INMOS Transputer
This attempt at a different way of computing is now largely forgotten.
Intel iAPX 432 microprocessor
Introduced in 1981 as the next great computer architecture after Intel's x86 line. Considered one of the most complicated microprocessors ever built, it delivered low performance and went nowhere in the market.
Intel i860
Introduced in 1989, this was Intel's second attempt to replace their x86 line with a new VLIW architecture. Like the i432 before, it did not succeed in the marketplace as a general-purpose microprocessor, though it was adopted for use in some embedded controllers.
Intel made a third attempt to replace their x86 line with a second generation VLIW CPU in 2001, after 7 years of development and billions of dollars spent. The first Itanium (called "the Itanic" by some detractors) proved an utter technical and commercial failure. The Itanium 2, released a year later, improved the chip in some areas. However timid management at competing companies, scared by the Itanium, abandoned the DEC Alpha and an advanced version of the SPARC, giving Intel less competition; in this sense it may have been a success for Intel. AMD beat Intel to a 64 bit extension to x86, and Intel was forced to reverse-engineer the chip made by the people that made a living copying Intel instruction sets.
Rambus's RDRAM
RDRAM can arguably be considered a flop. Competitors feared that Intel was trying to control the memory market through Rambus, so they joined together to develop DDR SDRAM. DDR SDRAM offered comparable performance to RDRAM and was much less expensive. This forced Intel to abandon exclusive support for RDRAM. As of 2004, Intel has abandoned RDRAM with all new products using DDR SDRAM or DDR2 SDRAM. (RDRAM's successor XDR DRAM is used by the IBM/Sony/Toshiba "Cell" processor.)
Sony HiFD
Intended to replace the 3.5 inch floppy drive, but was prevented from doing so due to an early recall, compatibility problems, and the rise of cheap recordable CDs. Tecnology is awesome by pakiman

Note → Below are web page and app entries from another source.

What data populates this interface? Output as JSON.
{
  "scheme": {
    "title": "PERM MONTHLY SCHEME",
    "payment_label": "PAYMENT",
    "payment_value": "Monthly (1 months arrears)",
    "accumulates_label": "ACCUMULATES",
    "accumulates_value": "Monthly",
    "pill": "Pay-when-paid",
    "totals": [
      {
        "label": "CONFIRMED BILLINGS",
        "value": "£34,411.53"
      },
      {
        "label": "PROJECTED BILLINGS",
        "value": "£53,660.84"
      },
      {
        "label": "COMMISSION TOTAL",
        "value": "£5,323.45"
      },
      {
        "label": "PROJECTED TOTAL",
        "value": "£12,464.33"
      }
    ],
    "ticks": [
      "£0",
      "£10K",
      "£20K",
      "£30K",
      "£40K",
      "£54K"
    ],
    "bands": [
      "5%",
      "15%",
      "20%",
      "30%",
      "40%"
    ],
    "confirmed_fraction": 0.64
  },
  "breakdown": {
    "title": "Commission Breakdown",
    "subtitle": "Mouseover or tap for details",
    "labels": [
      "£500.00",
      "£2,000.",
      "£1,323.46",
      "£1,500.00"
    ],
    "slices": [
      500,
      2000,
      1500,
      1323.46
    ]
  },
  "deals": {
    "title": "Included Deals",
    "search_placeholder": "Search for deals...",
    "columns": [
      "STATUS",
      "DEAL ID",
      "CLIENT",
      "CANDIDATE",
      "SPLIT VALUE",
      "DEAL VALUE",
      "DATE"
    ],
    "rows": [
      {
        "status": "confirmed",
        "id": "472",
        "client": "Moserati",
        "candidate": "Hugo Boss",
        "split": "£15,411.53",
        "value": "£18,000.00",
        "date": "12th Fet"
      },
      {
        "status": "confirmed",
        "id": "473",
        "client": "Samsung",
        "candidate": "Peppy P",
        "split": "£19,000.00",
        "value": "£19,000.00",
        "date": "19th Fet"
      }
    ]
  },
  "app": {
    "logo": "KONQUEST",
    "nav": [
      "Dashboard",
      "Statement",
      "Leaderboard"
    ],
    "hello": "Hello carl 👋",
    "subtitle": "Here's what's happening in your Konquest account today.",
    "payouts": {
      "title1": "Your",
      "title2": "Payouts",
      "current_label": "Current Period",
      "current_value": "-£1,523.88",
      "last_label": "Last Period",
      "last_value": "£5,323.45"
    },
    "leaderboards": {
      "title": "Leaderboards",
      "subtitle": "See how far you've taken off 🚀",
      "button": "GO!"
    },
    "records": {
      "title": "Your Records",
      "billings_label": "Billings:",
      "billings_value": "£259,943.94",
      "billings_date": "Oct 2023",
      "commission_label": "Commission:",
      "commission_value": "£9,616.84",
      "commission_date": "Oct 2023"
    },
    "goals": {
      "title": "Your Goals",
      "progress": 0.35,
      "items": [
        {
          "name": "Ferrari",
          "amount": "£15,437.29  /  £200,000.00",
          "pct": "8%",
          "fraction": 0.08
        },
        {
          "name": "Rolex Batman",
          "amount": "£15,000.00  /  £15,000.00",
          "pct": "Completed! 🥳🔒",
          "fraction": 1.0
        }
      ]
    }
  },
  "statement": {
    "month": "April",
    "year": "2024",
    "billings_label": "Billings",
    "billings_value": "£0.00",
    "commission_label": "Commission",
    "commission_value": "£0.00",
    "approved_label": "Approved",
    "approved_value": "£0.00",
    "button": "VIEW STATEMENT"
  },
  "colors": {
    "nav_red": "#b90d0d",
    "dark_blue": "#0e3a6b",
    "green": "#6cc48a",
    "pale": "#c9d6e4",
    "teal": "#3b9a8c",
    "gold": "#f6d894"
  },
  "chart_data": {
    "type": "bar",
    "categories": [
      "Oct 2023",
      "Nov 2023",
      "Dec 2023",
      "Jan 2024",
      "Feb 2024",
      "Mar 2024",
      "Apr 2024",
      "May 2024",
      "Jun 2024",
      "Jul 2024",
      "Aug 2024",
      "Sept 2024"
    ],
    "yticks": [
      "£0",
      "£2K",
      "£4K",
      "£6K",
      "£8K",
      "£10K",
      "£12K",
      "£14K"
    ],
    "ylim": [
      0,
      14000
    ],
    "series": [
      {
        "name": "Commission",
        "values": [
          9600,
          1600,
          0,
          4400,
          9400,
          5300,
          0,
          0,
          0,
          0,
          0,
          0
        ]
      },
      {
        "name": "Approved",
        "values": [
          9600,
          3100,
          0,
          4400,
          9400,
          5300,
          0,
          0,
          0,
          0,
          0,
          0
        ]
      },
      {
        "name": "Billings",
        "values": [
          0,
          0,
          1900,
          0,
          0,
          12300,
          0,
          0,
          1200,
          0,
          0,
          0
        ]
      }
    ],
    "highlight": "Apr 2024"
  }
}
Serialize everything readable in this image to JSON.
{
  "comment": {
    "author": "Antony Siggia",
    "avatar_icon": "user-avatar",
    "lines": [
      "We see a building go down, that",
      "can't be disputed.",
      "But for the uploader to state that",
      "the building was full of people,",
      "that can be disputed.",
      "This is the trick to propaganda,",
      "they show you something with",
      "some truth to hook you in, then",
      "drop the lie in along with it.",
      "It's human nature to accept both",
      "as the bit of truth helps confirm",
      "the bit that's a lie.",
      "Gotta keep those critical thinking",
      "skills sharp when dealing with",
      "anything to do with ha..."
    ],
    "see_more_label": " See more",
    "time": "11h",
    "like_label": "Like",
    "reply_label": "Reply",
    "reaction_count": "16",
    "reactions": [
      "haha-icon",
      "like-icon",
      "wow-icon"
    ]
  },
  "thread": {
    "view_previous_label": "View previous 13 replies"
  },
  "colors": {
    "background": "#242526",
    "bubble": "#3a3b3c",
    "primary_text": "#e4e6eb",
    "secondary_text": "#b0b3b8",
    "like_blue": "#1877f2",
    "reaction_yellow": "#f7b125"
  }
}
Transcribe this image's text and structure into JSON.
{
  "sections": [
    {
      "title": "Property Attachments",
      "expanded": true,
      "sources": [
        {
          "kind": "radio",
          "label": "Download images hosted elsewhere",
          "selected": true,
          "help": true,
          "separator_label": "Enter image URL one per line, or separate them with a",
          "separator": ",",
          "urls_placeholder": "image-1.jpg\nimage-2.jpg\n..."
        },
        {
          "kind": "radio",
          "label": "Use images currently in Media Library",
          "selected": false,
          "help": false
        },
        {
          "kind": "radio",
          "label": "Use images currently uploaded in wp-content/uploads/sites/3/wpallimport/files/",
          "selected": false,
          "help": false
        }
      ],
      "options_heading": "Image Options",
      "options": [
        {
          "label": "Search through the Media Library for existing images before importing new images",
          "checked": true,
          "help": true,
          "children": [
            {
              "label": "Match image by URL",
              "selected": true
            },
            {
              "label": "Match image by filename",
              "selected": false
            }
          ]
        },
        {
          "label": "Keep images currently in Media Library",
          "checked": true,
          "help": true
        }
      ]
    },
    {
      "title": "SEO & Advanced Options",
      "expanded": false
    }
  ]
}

Software flops[edit]

Adobe LiveMotion
Adobe's animated vector graphics program, which failed to compete with Macromedia's Flash. Adobe bought out Macromedia in 2005.
IBM's OS/2
re-launched as "OS/2 WARP" around 1994.

Originally developed as a replacement for DOS, in partnership with Microsoft. APIs were rationalized, so were usually incompatible with Windows. Consistently mismanaged by IBM, who failed to market it properly in the mid-1990s against the Microsoft Windows juggernaut, it nevertheless still retains a small number of loyal users. Unlike Windows 3.0, it was originally based on the capabilities of the Intel 286 rather than the more powerful Intel 386, although OS/2 2.0 was a 32-bit operating system using the 386's capabilities.

Microsoft Bob
This "user-friendly" replacement for the Windows 3.1x interface was one of the biggest flops to ever come out of Microsoft.
Microsoft Windows 1.0 and Windows 2.0
Microsoft's first two major versions of the Windows graphic environment failed due to high system requirements at the time, and were largely ignored. Microsoft's first successful version of Windows was Windows 3.0 which was the first environment (running on the DOS operating system) to really leverage the power of the Intel 386.